INSTRUCTIONS TO FOLLOW
Copy the data below. Keep every line exactly as it is.

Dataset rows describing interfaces
☆ ☆ ☆ ☆
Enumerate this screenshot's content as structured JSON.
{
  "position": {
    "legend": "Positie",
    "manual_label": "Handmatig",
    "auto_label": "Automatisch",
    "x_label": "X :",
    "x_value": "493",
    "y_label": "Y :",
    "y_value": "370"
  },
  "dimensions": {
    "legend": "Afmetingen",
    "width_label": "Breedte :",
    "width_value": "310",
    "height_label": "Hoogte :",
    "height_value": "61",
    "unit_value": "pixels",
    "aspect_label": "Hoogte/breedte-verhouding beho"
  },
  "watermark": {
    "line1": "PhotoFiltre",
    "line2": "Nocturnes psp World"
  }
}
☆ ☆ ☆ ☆
PROBLEM SOLUTION
Enumerate this screenshot's content as structured JSON.
{
  "position": {
    "legend": "Positie",
    "manual_label": "Handmatig",
    "auto_label": "Automatisch",
    "x_label": "X :",
    "x_value": "493",
    "y_label": "Y :",
    "y_value": "370"
  },
  "dimensions": {
    "legend": "Afmetingen",
    "width_label": "Breedte :",
    "width_value": "310",
    "height_label": "Hoogte :",
    "height_value": "61",
    "unit_value": "pixels",
    "aspect_label": "Hoogte/breedte-verhouding beho"
  },
  "watermark": {
    "line1": "PhotoFiltre",
    "line2": "Nocturnes psp World"
  }
}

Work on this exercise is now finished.